Hello everyone. Since I last wrote I’ve been easing back into guitar teaching and thinking about my next project. I’ve been doing some writing and research on Marc Bolan of T.Rex. Over the years I’ve written a number of magazine articles on him, notably two big features in Guitarist and one in Shindig! I also wrote the entry on Marc Bolan in the New Oxford Dictionary of National Biography.
Part of this research is about his equipment, and the origin of his fabled orange Gibson Les Paul. I’m hoping this might culminate in a book; if not, I shall use the material as a magazine article and possibly add a page on my website summarizing some of the information. I’ve been thinking about the music he made before he became a regular fixture on Top of the Pops and making a case for it. The world needs more innocence and enchantment.
And by the way, here’s a musical curiosity. One of his most well-known songs is ‘Get It On’. Most people think it uses the chords of E, G and A on the chorus. Actually, it’s E, G and A minor. (He used almost the same chords for the chorus of ‘Planet Queen’ which follows ‘Get It On’ on the album Electric Warrior).
Otherwise, I’ve been looking forward to the remastered Led Zeppelin IV and House of the Holy which will be released at the end of the month. (Dave Lewis’ Zep magazine Tight But Loose has a Jimmy Page Interview coming up in the next issue – you can find details at his website). I had a listen to some of the Queen Live at the Rainbow 1974 album which has an excellent performance of ‘Now I’m Here’ .
On the classical front I’ve been listening to a famous 40 minute piece by the American composer John Adams called Harmonielehre (1985) which is full of thrilling textures and movement, with a slow movement which has beautiful lyrical moments. It’s on a Chandos CD/SACD with his Dr Atomic Symphony.
Whether composing or songwriting it is always a good idea to be alert to the potential of happy accidents and the unintended. Here’s an example. Back in January I found a beaten-up acoustic guitar in a secondhand shop in the town where I was having a holiday. It was only £30 so I bought it. When I checked its pitch I found that it was detuned by a minor third so the open strings were C#F#B E G#C# – quite low! I also found that there was a problem with the nut, so that the top string was sounding the same note as the first fret. If the guitar had been in standard tuning EADGBE this means it would have been EADGBF. A capo at the first fret removes the problem, and a capo at the third fret takes the guitar back to standard pitch.

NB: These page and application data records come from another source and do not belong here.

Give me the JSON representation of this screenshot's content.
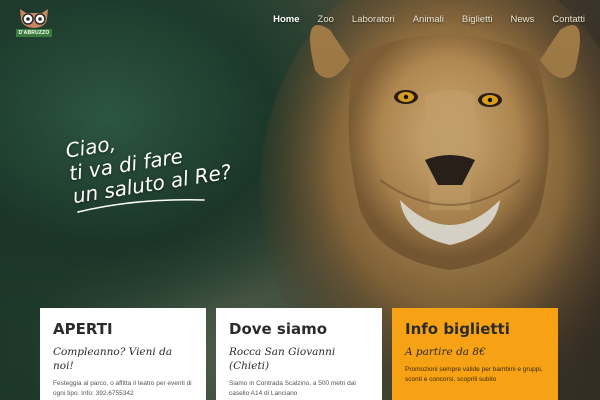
{
  "brand": {
    "name": "Zoo",
    "logo_text": "D'ABRUZZO"
  },
  "nav": {
    "items": [
      {
        "label": "Home",
        "active": true
      },
      {
        "label": "Zoo",
        "active": false
      },
      {
        "label": "Laboratori",
        "active": false
      },
      {
        "label": "Animali",
        "active": false
      },
      {
        "label": "Biglietti",
        "active": false
      },
      {
        "label": "News",
        "active": false
      },
      {
        "label": "Contatti",
        "active": false
      }
    ]
  },
  "hero": {
    "line1": "Ciao,",
    "line2": "ti va di fare",
    "line3": "un saluto al Re?"
  },
  "cards": [
    {
      "title": "APERTI",
      "subtitle": "Compleanno? Vieni da noi!",
      "text": "Festeggia al parco, o affitta il teatro per eventi di ogni tipo. Info: 392.6755342"
    },
    {
      "title": "Dove siamo",
      "subtitle": "Rocca San Giovanni (Chieti)",
      "text": "Siamo in Contrada Scalzino, a 500 metri dal casello A14 di Lanciano"
    },
    {
      "title": "Info biglietti",
      "subtitle": "A partire da 8€",
      "text": "Promozioni sempre valide per bambini e gruppi, sconti e concorsi, scoprili subito"
    }
  ],
  "colors": {
    "accent": "#f7a215",
    "brand_green": "#3a7d3c",
    "button_dark": "#3b2f23"
  }
}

I picked up the guitar in an idle moment and decided to go with this rogue top string. Since it was sounding as a D instead of a C# I decided to write a chord progression In D and just accomodate that top string as I could. This meant using the shapes that go in the key of F. The result was a very expressive chord progression which is the basis for a short song. Happy accidents …
Sorry not to have posted recently. Since June I’ve been preparing for my annual teaching stint on The Oxford Experience, a five-week programme run by the International Section of Oxford University Department of Continuing Education. Last week was the first teaching week and I have five different courses to deliver. One has a musical theme: The Beatles and 1960s Britain. This week it’s Shakespeare’s Late Romances, and one of the extras I like to put in is some examples of musical settings of the songs which occur in those plays, as well as directing my students to larger works such as the two suites which Sibelius wrote for The Tempest.

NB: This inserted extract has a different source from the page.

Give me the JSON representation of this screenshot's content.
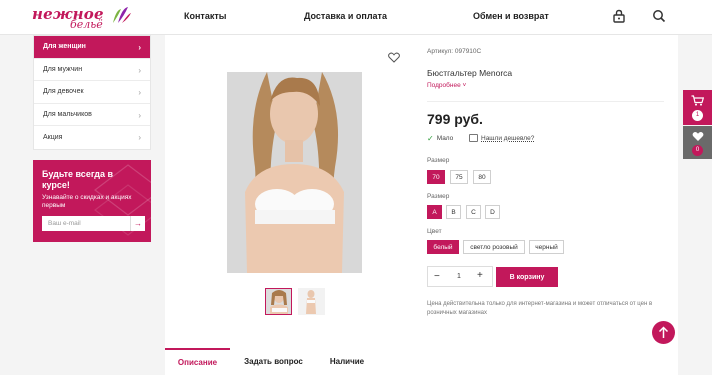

On the composition front I managed in late May-mid June to write an 11-minute piece for string orchestra called ‘The High Oaks (Threnody)’.
I’ve been giving some thought to starting work on a new book at the end of the summer.
Otherwise, I’ve been revisiting some of the songs of Marc Bolan (1968-71). Some of the articles I’ve written about his songwriting and guitar-playing have been pasted up online by others. I may put revised versions on this site eventually. This was in part set off by the fact that a week or so ago it was 40 years since T.Rex’s ‘Get It On’ was a UK no.1 and Marc Bolan appeared on TOTP with a black Les Paul Custom. Earlier in the year Gibson finally produced a signature Marc Bolan Les Paul in what they termed a ‘Bolan Chablis’ (orange-amber wood) finish. I can remember suggesting such a guitar to the head of Gibson in London about ten years ago. At the time he was sceptical that there would be enough interest – but it has happened. Sadly, the guitar Gibson issued is a bit of a hybrid – based on the fact that in the spring of 1971 in the U.S. in a fit of frustration Bolan threw the Les Paul and snapped its neck off. For some reason a black Les Paul neck was then fitted to the guitar, so that looked at from the back you have a cherry-red body and a black neck. So the Gibson guitar doesn’t match the one with which Bolan is pictured on the cover of the 1970 T.Rex album.
More on Bolan anon …